Often it is performed as an end-of-season procedure in football players. The minimum recovery period is 5-6 months.
There are a range of shoulder slings
that may assist after shoulder reconstructions. The ProCare Shoulder Immobilizer
is used in hospitals across Australia and the DonJoy UltraSling III
is often used by our elite athletes.
When is a shoulder reconstructed needed?
A shoulder reconstruction may be indicated for recurrent episodes of instability during a sporting activity. It may also be indicated if episodes of instability start to occur during activities of daily living such as dressing, undressing and sleeping. Although a shoulder which frequently dislocates may be easily relocated, it can lead to permanent damage with each episode of instability.
Should a professional athlete have a shoulder reconstruction after a single dislocation?
This is a highly debated issue amongst sports medicine practitioners. Although a shoulder reconstruction can arguably reduce the likelihood of future re-dislocations, there are also risks associated with any surgical procedure (bleeding, infection, repair rupture and general anaesthetic risks). Each athlete's situation is unique and there are factors which must be considered in each circumstance including underlying joint damage, time of season, position on the field and nature of the sport.
Should a shoulder reconstruction be performed with an open or arthroscopic technique?
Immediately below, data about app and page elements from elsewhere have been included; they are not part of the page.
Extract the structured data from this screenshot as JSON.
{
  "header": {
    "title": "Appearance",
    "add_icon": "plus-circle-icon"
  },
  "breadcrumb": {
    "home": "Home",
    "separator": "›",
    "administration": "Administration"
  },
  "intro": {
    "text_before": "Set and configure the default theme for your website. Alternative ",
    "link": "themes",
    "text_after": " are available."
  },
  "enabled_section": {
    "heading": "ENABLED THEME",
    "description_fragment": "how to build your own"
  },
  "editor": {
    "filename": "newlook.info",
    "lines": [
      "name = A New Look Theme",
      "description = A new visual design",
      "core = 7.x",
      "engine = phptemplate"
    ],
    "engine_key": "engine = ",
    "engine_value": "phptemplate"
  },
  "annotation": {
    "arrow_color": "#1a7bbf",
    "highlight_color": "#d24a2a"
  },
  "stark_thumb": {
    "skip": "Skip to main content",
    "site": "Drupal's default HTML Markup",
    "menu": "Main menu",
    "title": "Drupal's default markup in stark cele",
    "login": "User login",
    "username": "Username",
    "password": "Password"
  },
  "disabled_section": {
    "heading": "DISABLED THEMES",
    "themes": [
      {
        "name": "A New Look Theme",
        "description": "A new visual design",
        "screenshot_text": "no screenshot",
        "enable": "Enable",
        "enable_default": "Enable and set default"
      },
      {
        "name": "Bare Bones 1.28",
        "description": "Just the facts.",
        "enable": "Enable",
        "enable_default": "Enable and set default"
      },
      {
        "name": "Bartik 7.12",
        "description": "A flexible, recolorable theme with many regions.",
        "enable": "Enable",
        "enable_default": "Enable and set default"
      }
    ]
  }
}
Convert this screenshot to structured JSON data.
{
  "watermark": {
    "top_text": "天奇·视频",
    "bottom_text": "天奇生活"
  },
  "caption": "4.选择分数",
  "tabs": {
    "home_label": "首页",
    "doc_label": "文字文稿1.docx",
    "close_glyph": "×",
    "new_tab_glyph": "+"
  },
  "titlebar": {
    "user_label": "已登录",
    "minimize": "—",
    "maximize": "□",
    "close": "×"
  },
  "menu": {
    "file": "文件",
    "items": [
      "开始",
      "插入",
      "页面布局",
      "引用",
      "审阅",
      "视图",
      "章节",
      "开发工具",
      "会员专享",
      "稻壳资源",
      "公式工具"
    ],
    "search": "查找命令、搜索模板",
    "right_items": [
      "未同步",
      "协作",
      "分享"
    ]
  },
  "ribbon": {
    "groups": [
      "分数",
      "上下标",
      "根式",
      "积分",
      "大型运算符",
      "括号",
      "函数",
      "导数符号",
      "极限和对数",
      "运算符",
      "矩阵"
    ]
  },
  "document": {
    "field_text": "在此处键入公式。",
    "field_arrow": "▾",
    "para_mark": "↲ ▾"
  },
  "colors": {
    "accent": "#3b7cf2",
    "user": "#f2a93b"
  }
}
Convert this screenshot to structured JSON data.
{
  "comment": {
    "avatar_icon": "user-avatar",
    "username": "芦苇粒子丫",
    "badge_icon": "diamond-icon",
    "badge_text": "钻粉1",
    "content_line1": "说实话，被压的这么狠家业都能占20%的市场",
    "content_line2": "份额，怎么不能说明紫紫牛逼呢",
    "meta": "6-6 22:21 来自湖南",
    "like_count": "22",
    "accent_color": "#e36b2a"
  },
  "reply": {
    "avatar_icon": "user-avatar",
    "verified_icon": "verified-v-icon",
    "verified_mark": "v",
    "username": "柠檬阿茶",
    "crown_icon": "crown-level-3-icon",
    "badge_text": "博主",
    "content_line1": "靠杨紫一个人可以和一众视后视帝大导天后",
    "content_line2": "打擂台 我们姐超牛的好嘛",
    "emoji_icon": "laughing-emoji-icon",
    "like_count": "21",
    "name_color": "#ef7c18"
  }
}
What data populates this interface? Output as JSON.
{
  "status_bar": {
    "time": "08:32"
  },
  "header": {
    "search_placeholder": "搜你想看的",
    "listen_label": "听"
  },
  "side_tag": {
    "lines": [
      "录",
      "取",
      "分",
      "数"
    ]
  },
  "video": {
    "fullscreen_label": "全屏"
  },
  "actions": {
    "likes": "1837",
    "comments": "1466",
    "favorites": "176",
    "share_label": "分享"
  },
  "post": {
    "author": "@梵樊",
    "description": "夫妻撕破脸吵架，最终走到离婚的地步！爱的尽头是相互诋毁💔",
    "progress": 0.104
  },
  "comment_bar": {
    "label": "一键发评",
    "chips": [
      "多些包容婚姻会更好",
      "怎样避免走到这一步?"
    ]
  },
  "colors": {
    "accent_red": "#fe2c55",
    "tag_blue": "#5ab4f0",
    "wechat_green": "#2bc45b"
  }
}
Both surgical techniques can lead to a good results if they are done by expert surgeons who perform these procedures on a regular basis. It also depends on the severity of the injury and whether it is the first or subsequent shoulder subluxation. Each shoulder injury is unique and it is an issue that requires discussion between the athlete and surgeon.